Despite all of this noise, the S&P 500 returned 11.9% for the year and international stocks returned 4.4% for US dollar investors8 (6.9% in local currency9), helping to illustrate just how difficult it is to outguess market prices. Unfortunately, 2016’s double-digit gains in domestic stocks came at the same time corporate earnings were declining. This caused market valuations, which entered the year at lofty levels, to rise even further above the long-term averages.  While low interest rates may provide justification for the elevated valuation level, this too may be turning into a headwind given the recent rise in rates coupled with the Federal Reserve’s forecast of more rate hikes in 2017. 

Market participants appear to be counting on a surge in earnings in the coming year to justify the gains recorded this past year.  Let’s hope that guess proves more accurate than last year’s forecasts.  Meanwhile, we’ll continue our globally diversified and disciplined approach to investing.  We know we can’t see the future, but we can be prepared for uncertainty and build portfolios to help clients meet their goals regardless of what the future brings.10

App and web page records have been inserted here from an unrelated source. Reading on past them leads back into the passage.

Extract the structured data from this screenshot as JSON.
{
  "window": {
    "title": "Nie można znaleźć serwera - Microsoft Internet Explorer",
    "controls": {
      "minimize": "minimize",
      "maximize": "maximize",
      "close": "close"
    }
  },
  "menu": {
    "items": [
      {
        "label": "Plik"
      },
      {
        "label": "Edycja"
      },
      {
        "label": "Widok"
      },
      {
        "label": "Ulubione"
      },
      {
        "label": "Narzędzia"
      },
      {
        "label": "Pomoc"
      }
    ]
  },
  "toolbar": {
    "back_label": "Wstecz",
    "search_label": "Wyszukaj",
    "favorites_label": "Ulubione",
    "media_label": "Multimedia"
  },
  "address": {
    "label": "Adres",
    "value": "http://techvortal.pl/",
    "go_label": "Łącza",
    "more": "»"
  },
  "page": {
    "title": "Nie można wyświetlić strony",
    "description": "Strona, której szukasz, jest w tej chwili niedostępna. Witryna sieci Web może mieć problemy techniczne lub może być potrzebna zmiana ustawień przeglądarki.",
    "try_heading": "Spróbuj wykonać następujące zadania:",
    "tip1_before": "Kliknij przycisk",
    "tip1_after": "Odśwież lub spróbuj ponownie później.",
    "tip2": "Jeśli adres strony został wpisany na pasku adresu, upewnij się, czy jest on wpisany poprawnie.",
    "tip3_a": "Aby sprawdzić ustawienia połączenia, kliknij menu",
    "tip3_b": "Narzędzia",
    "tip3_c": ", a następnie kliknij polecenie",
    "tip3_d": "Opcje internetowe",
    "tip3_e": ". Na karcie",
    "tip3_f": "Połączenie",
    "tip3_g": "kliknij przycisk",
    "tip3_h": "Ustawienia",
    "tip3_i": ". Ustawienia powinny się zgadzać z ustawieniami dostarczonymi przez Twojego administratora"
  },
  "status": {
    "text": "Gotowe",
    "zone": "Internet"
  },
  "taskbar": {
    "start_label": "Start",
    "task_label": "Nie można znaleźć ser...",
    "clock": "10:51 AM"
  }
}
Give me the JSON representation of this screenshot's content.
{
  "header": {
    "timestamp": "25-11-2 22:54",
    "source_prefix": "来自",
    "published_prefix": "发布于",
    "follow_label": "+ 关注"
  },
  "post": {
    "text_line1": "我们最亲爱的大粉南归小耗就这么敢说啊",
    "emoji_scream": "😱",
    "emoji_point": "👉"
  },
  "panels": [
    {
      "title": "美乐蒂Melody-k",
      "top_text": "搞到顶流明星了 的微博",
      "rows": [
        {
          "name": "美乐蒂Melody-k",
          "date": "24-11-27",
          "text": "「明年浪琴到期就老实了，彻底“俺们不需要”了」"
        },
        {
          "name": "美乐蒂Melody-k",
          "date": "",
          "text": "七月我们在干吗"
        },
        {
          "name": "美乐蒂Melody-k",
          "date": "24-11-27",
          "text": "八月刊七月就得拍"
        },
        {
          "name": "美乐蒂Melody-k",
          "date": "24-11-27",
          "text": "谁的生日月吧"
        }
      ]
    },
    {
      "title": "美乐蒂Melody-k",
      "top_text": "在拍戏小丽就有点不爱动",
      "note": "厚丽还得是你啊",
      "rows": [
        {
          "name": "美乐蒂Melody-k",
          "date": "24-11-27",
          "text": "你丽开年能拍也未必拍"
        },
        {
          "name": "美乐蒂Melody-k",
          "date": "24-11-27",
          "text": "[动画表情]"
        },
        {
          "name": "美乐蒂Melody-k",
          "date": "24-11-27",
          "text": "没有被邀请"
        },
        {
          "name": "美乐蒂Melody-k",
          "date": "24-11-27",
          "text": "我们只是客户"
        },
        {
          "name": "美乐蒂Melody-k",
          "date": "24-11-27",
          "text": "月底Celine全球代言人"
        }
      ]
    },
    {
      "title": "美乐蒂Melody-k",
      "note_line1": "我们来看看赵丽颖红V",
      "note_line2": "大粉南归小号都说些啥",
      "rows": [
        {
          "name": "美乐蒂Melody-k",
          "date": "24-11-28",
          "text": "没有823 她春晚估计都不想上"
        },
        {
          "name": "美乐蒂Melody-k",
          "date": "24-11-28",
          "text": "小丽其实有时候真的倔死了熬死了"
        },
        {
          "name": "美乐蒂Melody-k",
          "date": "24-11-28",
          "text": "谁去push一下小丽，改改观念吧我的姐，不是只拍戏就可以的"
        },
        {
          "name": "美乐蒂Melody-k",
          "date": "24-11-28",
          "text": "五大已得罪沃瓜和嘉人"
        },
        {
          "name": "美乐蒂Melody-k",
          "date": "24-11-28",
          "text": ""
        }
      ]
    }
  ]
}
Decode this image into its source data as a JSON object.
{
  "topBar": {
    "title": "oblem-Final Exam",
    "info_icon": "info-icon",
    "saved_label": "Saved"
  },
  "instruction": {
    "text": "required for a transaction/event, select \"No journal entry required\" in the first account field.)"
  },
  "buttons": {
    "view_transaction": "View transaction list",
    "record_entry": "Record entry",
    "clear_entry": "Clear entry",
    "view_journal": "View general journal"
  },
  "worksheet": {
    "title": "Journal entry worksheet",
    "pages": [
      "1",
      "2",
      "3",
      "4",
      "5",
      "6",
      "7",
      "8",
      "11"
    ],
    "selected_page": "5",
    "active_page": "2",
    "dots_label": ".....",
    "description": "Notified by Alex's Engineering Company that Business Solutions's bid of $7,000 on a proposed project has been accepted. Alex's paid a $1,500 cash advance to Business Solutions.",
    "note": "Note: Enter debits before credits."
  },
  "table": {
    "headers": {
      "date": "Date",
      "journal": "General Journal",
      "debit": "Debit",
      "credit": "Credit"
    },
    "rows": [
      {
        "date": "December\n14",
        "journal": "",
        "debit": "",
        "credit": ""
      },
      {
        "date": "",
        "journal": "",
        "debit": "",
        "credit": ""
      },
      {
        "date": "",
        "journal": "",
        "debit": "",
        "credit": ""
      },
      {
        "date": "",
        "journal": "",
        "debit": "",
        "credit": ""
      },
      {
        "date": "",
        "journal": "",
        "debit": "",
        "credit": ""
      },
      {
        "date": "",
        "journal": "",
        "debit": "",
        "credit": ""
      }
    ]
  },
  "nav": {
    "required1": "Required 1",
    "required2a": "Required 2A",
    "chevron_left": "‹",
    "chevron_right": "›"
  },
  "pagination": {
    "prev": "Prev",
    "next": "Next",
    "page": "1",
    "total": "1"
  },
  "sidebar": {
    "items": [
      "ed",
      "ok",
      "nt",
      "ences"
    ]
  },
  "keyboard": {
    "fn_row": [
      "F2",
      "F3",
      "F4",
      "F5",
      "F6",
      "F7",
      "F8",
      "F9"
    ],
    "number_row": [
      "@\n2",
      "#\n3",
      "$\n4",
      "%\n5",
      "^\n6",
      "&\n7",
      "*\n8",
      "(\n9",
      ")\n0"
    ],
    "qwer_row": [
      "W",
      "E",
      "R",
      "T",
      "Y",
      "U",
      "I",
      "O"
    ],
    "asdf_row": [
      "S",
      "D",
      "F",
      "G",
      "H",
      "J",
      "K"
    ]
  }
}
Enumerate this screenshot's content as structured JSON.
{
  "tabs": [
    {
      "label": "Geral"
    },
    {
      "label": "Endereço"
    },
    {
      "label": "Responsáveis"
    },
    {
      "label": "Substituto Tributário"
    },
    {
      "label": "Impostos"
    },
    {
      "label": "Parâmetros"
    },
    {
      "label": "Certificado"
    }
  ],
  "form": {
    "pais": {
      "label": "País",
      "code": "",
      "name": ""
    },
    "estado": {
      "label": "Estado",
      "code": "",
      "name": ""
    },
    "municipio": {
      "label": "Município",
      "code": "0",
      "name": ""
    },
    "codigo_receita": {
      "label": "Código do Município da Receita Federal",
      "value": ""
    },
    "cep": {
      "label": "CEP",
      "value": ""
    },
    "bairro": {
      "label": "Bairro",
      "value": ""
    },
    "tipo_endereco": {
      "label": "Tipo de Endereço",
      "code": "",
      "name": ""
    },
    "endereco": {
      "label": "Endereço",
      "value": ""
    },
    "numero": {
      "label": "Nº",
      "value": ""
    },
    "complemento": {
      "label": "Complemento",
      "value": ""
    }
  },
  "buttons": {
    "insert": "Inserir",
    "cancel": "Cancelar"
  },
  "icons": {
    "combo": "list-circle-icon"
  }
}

References :

1 Lauren Rublin, “Peering into the Future,” Barron’s, January, 25, 2016.

2 www.djaverages.com, accessed January 6, 2017.

3 Michael Mackenzie, Robin Wigglesworth, and Leo Lewis, “Stock Exchanges across the World Plunge into Bear Market Territory,” Financial Times, January 21, 2016.

4 Tommy Stubbington and Margot Patrick, “Banks Drop as Global Rout Deepens,” Wall Street Journal, February 12, 2016.

5 Adam Shell, “Market Tumult Charts New Waters,” USA Today, February 12, 2016.

6 Dan McCrum and Nicole Bullock, “Growling Bears Provide Soundtrack for Investors,” Financial Times, May 21, 2016.

7 Nelson D. Schwartz, “US Economy Stays Stuck in Low Gear,” New York Times, July 29, 2016.

8 Source: MSCI. International stocks represented by the MSCI All Country World ex US IMI (net div.).

9 Local currency return calculation represents the price appreciation or depreciation of index constituents and does not account for the performance of currencies relative to a base currency such as the US Dollar. Local currency return is theoretical and cannot be replicated in the real world.

10 Certain content provided by Dimensional Fund Advisors, Inc. and used with permission.


The views contained in this article are those of Deerfield Financial Advisors, Inc. (Deerfield) and are subject to change without notice.  In addition, Deerfield does not have a duty to update the information should our views change.  This article should not be construed as personalized investment advice. All economic and performance information is historical and not indicative of future results. Different types of investments involve varying degrees of risk, and there can be no assurance that the future performance of any specific investment, investment strategy, or product made reference to directly or indirectly in this article, will be profitable, equal any corresponding indicated historical performance level(s), or be suitable for your portfolio. All information, including that used to compile charts, is obtained from sources believed to be reliable, but Deerfield does not guarantee its reliability.  Investment decisions should not be made based solely on the information contained in this article including information contained within the charts and graphs detailed herein. This article, including the information contained herein, may not be copied, reproduced, republished, or posted in whole or in part, in any form without the prior written consent of Deerfield.